Dataset records:
#####
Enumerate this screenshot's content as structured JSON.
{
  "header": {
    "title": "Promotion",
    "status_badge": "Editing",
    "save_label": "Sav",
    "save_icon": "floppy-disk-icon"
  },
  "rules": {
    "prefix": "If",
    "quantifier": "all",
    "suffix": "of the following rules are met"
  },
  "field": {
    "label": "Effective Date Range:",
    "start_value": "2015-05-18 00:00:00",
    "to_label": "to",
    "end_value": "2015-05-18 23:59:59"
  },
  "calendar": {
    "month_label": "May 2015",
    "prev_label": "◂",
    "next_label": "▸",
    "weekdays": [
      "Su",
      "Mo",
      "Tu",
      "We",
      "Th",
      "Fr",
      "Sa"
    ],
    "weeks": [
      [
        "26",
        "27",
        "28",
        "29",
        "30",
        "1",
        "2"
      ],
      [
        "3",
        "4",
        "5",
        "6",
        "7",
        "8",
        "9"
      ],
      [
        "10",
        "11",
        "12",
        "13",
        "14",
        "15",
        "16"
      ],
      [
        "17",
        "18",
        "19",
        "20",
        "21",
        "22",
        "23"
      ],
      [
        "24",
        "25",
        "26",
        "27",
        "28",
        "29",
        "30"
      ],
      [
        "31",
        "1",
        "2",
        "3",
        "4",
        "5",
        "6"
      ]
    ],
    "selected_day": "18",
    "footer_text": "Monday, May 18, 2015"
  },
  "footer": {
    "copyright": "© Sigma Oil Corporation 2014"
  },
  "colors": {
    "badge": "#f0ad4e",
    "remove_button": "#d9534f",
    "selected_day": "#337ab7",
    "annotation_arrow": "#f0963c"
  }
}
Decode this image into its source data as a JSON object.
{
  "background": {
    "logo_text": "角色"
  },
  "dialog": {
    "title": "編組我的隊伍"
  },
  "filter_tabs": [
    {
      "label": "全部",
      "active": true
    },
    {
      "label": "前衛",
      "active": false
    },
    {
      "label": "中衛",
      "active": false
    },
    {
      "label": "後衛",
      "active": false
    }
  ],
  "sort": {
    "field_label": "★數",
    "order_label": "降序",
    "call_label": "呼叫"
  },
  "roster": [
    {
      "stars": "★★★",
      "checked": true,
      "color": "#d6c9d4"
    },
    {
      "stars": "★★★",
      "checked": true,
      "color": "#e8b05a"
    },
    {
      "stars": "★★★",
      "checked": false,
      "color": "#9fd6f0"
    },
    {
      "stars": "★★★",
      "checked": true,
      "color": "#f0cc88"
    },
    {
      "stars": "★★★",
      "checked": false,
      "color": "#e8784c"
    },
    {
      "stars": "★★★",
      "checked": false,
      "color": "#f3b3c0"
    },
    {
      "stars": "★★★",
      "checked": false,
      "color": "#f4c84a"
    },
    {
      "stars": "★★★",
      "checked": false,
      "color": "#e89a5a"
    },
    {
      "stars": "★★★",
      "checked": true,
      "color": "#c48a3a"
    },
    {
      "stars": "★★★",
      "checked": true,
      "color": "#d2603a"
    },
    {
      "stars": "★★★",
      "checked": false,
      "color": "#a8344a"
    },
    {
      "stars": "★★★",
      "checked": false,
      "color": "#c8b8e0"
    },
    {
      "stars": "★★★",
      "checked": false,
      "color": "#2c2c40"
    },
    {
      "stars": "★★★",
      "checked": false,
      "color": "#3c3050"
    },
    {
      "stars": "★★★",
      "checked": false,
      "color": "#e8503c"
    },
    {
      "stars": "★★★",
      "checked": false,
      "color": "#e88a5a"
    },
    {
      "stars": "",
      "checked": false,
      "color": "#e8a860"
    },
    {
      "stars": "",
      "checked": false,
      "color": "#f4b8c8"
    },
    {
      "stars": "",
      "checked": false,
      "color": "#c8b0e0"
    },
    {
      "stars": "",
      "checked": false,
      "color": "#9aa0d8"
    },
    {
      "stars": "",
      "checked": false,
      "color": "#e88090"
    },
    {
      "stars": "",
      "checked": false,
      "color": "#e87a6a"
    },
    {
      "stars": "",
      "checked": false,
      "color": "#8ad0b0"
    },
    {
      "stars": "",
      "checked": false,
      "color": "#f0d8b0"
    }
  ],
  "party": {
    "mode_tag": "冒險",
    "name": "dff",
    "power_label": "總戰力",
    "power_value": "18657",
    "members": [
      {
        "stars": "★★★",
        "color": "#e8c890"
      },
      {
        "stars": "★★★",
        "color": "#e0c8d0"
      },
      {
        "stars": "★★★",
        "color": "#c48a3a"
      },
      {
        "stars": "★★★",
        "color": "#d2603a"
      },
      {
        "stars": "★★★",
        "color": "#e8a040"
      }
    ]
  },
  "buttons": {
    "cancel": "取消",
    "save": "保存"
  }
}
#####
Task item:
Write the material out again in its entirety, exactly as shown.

Answer space:
Enumerate this screenshot's content as structured JSON.
{
  "header": {
    "title": "Promotion",
    "status_badge": "Editing",
    "save_label": "Sav",
    "save_icon": "floppy-disk-icon"
  },
  "rules": {
    "prefix": "If",
    "quantifier": "all",
    "suffix": "of the following rules are met"
  },
  "field": {
    "label": "Effective Date Range:",
    "start_value": "2015-05-18 00:00:00",
    "to_label": "to",
    "end_value": "2015-05-18 23:59:59"
  },
  "calendar": {
    "month_label": "May 2015",
    "prev_label": "◂",
    "next_label": "▸",
    "weekdays": [
      "Su",
      "Mo",
      "Tu",
      "We",
      "Th",
      "Fr",
      "Sa"
    ],
    "weeks": [
      [
        "26",
        "27",
        "28",
        "29",
        "30",
        "1",
        "2"
      ],
      [
        "3",
        "4",
        "5",
        "6",
        "7",
        "8",
        "9"
      ],
      [
        "10",
        "11",
        "12",
        "13",
        "14",
        "15",
        "16"
      ],
      [
        "17",
        "18",
        "19",
        "20",
        "21",
        "22",
        "23"
      ],
      [
        "24",
        "25",
        "26",
        "27",
        "28",
        "29",
        "30"
      ],
      [
        "31",
        "1",
        "2",
        "3",
        "4",
        "5",
        "6"
      ]
    ],
    "selected_day": "18",
    "footer_text": "Monday, May 18, 2015"
  },
  "footer": {
    "copyright": "© Sigma Oil Corporation 2014"
  },
  "colors": {
    "badge": "#f0ad4e",
    "remove_button": "#d9534f",
    "selected_day": "#337ab7",
    "annotation_arrow": "#f0963c"
  }
}
Decode this image into its source data as a JSON object.
{
  "background": {
    "logo_text": "角色"
  },
  "dialog": {
    "title": "編組我的隊伍"
  },
  "filter_tabs": [
    {
      "label": "全部",
      "active": true
    },
    {
      "label": "前衛",
      "active": false
    },
    {
      "label": "中衛",
      "active": false
    },
    {
      "label": "後衛",
      "active": false
    }
  ],
  "sort": {
    "field_label": "★數",
    "order_label": "降序",
    "call_label": "呼叫"
  },
  "roster": [
    {
      "stars": "★★★",
      "checked": true,
      "color": "#d6c9d4"
    },
    {
      "stars": "★★★",
      "checked": true,
      "color": "#e8b05a"
    },
    {
      "stars": "★★★",
      "checked": false,
      "color": "#9fd6f0"
    },
    {
      "stars": "★★★",
      "checked": true,
      "color": "#f0cc88"
    },
    {
      "stars": "★★★",
      "checked": false,
      "color": "#e8784c"
    },
    {
      "stars": "★★★",
      "checked": false,
      "color": "#f3b3c0"
    },
    {
      "stars": "★★★",
      "checked": false,
      "color": "#f4c84a"
    },
    {
      "stars": "★★★",
      "checked": false,
      "color": "#e89a5a"
    },
    {
      "stars": "★★★",
      "checked": true,
      "color": "#c48a3a"
    },
    {
      "stars": "★★★",
      "checked": true,
      "color": "#d2603a"
    },
    {
      "stars": "★★★",
      "checked": false,
      "color": "#a8344a"
    },
    {
      "stars": "★★★",
      "checked": false,
      "color": "#c8b8e0"
    },
    {
      "stars": "★★★",
      "checked": false,
      "color": "#2c2c40"
    },
    {
      "stars": "★★★",
      "checked": false,
      "color": "#3c3050"
    },
    {
      "stars": "★★★",
      "checked": false,
      "color": "#e8503c"
    },
    {
      "stars": "★★★",
      "checked": false,
      "color": "#e88a5a"
    },
    {
      "stars": "",
      "checked": false,
      "color": "#e8a860"
    },
    {
      "stars": "",
      "checked": false,
      "color": "#f4b8c8"
    },
    {
      "stars": "",
      "checked": false,
      "color": "#c8b0e0"
    },
    {
      "stars": "",
      "checked": false,
      "color": "#9aa0d8"
    },
    {
      "stars": "",
      "checked": false,
      "color": "#e88090"
    },
    {
      "stars": "",
      "checked": false,
      "color": "#e87a6a"
    },
    {
      "stars": "",
      "checked": false,
      "color": "#8ad0b0"
    },
    {
      "stars": "",
      "checked": false,
      "color": "#f0d8b0"
    }
  ],
  "party": {
    "mode_tag": "冒險",
    "name": "dff",
    "power_label": "總戰力",
    "power_value": "18657",
    "members": [
      {
        "stars": "★★★",
        "color": "#e8c890"
      },
      {
        "stars": "★★★",
        "color": "#e0c8d0"
      },
      {
        "stars": "★★★",
        "color": "#c48a3a"
      },
      {
        "stars": "★★★",
        "color": "#d2603a"
      },
      {
        "stars": "★★★",
        "color": "#e8a040"
      }
    ]
  },
  "buttons": {
    "cancel": "取消",
    "save": "保存"
  }
}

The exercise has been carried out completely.